Sound Advice by Ruth D. Bernstein
The new year, an easier and healthier one I hope, has arrived. Despite the pandemic, I have been busy with many activities as part of my role as a Hearing Access Ambassador.
As an Ambassador, I know that asking for help is a good thing because I get access to the activities I enjoy. For many people, asking for help is very difficult because they are embarrassed and/or afraid to reveal their hearing loss. I have been fortunate because, in the early years of my hearing loss, I was part of a CHC support group for working people. There I learned how, when and why to ask for help, skills I continue to practice to this day.
Rabbi Brian Mayer of Portland, Oregon, recently wrote an article about asking for help. He says, ”Asking for help—contrary to how it might feel—is not a sign of weakness. Asking for help, in fact, is the opposite of weakness. Asking for help is a vulnerable thing to do; it is an admission that we are not enough. And we all need a little help from time to time.” Click here to read the complete article.
Advocating for the needs of people with hearing loss
Volunteering at the Metropolitan Museum of Art before the pandemic, I distributed and collected the assistive devices that make gallery tours hearing accessible. I look forward to the time when volunteers can return to the museum. Meanwhile, I participate in special programs at the Met, including gallery tours, which are captioned in response to my request. I participate in Zoom meetings, all of which have some form of captioning: as a Board member of the Hearing Loss Association of America NYC Chapter (HLAA NYC), the Museum Art and Culture Access Consortium Steering Committee (MAC) and the NY Public Library Outreach Committee, events which allow me to represent and advocate for the needs of people who need hearing access.
I enjoy following my own advice about being a Hearing Access Ambassador. A holiday column I wrote in 2018, Hearing Access Advocacy: The Gift That Keeps On Giving, gathers my pearls of wisdom on this subject. Recently, I persuaded the National Gallery in Washington, D.C., to provide CART for their Zoom talk “The Art of Looking,” which was a real treat. Since the pandemic began, I have been attending Zoom Sabbath Services with Rabbi Brian. I’ve been using the Otter app to transcribe the service because Zoom does not provide transcription as Google Meet does. Recently, Rev introduced AI transcription. When I shared that information with the Rabbi, he promptly installed the system, as did my own synagogue, for their Zoom presentations. This is a personal advocacy achievement for me because I have been asking for transcription of the talks at Lincoln Square Synagogue for years. It is also a positive move that grew out of the Covid-19 pandemic, when everyone switched from in-person gatherings to online meetings.
Join me in speaking up for access
Because I know how hard it is for people to speak up and ask for access, I’ve often thought about creating a courage/chutzpah pill that would allow them to request what they need to fully participate in the world. (Pill ingredient suggestions are gratefully accepted.) Although I haven’t found the right formula yet, I hope you will join me in becoming a Hearing Access Ambassador in 2021 by asking for the accommodations you need, whenever and wherever you need them. It is a soul-satisfying experience that helps you and the entire hearing loss community.
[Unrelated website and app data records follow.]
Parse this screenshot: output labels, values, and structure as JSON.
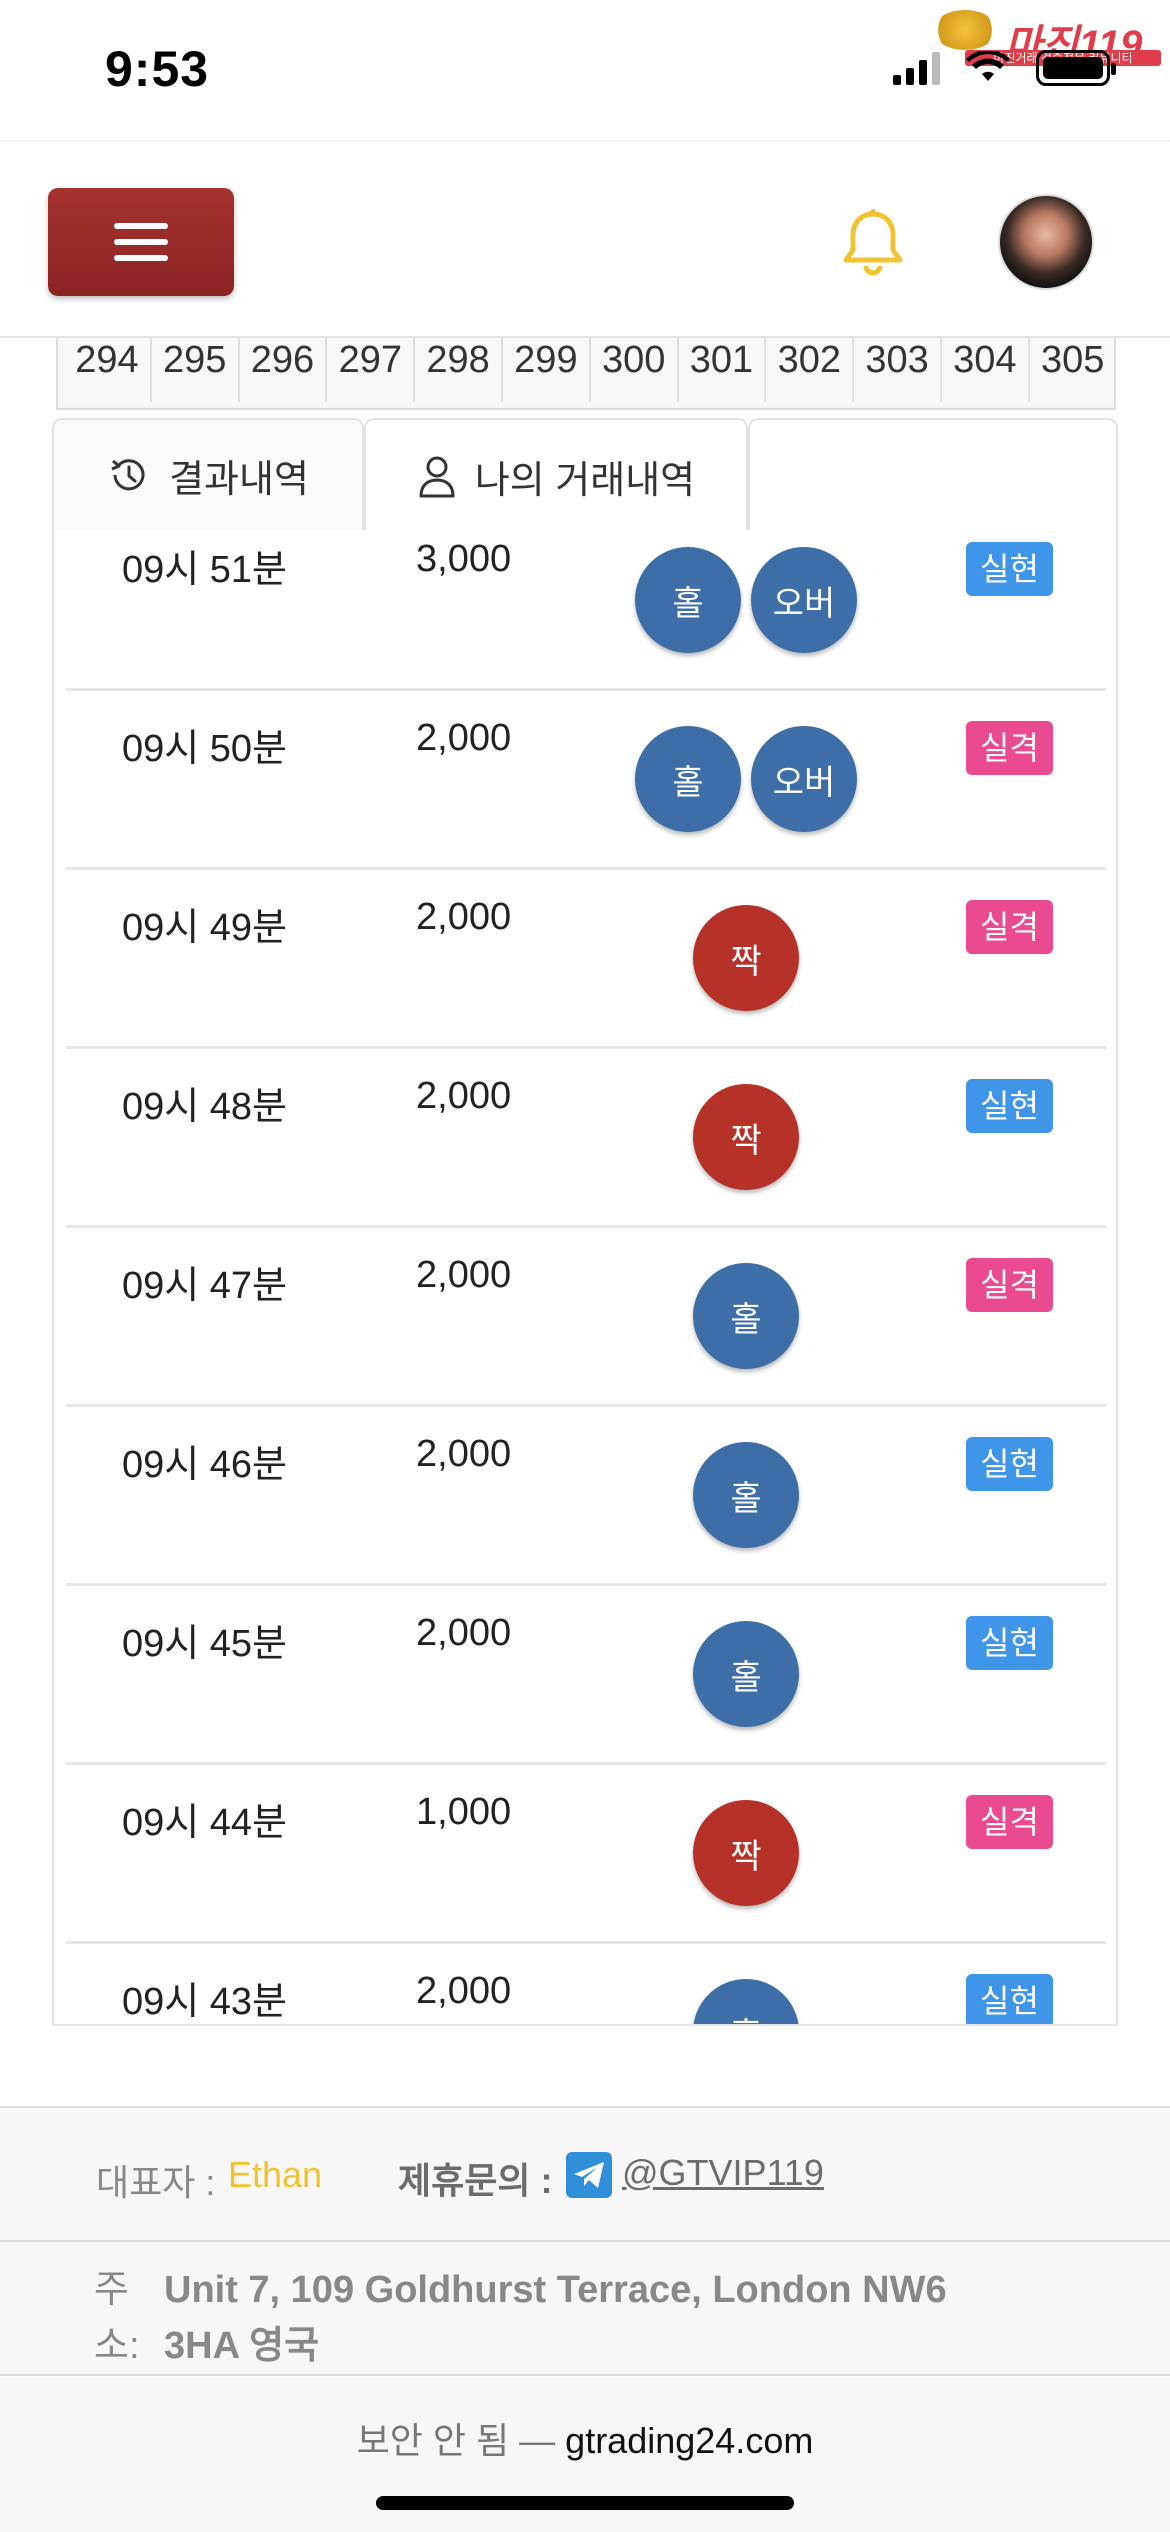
{
  "status_bar": {
    "time": "9:53"
  },
  "watermark": {
    "logo_text": "마진119",
    "sub_text": "마진거래 검증전문 커뮤니티"
  },
  "header": {
    "menu_icon": "hamburger-icon",
    "bell_icon": "bell-icon",
    "bell_color": "#f1c232",
    "menu_color": "#9b2a28"
  },
  "number_strip": [
    "294",
    "295",
    "296",
    "297",
    "298",
    "299",
    "300",
    "301",
    "302",
    "303",
    "304",
    "305"
  ],
  "tabs": [
    {
      "label": "결과내역",
      "icon": "history-icon"
    },
    {
      "label": "나의 거래내역",
      "icon": "user-icon"
    }
  ],
  "trades": [
    {
      "time": "09시 51분",
      "amount": "3,000",
      "picks": [
        {
          "label": "홀",
          "kind": "odd"
        },
        {
          "label": "오버",
          "kind": "over"
        }
      ],
      "result": "실현",
      "result_kind": "win"
    },
    {
      "time": "09시 50분",
      "amount": "2,000",
      "picks": [
        {
          "label": "홀",
          "kind": "odd"
        },
        {
          "label": "오버",
          "kind": "over"
        }
      ],
      "result": "실격",
      "result_kind": "lose"
    },
    {
      "time": "09시 49분",
      "amount": "2,000",
      "picks": [
        {
          "label": "짝",
          "kind": "even"
        }
      ],
      "result": "실격",
      "result_kind": "lose"
    },
    {
      "time": "09시 48분",
      "amount": "2,000",
      "picks": [
        {
          "label": "짝",
          "kind": "even"
        }
      ],
      "result": "실현",
      "result_kind": "win"
    },
    {
      "time": "09시 47분",
      "amount": "2,000",
      "picks": [
        {
          "label": "홀",
          "kind": "odd"
        }
      ],
      "result": "실격",
      "result_kind": "lose"
    },
    {
      "time": "09시 46분",
      "amount": "2,000",
      "picks": [
        {
          "label": "홀",
          "kind": "odd"
        }
      ],
      "result": "실현",
      "result_kind": "win"
    },
    {
      "time": "09시 45분",
      "amount": "2,000",
      "picks": [
        {
          "label": "홀",
          "kind": "odd"
        }
      ],
      "result": "실현",
      "result_kind": "win"
    },
    {
      "time": "09시 44분",
      "amount": "1,000",
      "picks": [
        {
          "label": "짝",
          "kind": "even"
        }
      ],
      "result": "실격",
      "result_kind": "lose"
    },
    {
      "time": "09시 43분",
      "amount": "2,000",
      "picks": [
        {
          "label": "홀",
          "kind": "odd"
        }
      ],
      "result": "실현",
      "result_kind": "win"
    }
  ],
  "footer": {
    "rep_label": "대표자 :",
    "rep_name": "Ethan",
    "inquiry_label": "제휴문의 :",
    "telegram_icon": "telegram-icon",
    "telegram_handle": "@GTVIP119",
    "address_label": "주소:",
    "address": "Unit 7, 109 Goldhurst Terrace, London NW6 3HA 영국"
  },
  "browser": {
    "insecure": "보안 안 됨 —",
    "domain": "gtrading24.com"
  }
}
I’m available to answer your questions about how to do this and/or provide support. Contact me at email@example.com.
Best wishes for a healthy, happy and productive 2021!
Ruth D. Bernstein
Hearing Access Ambassador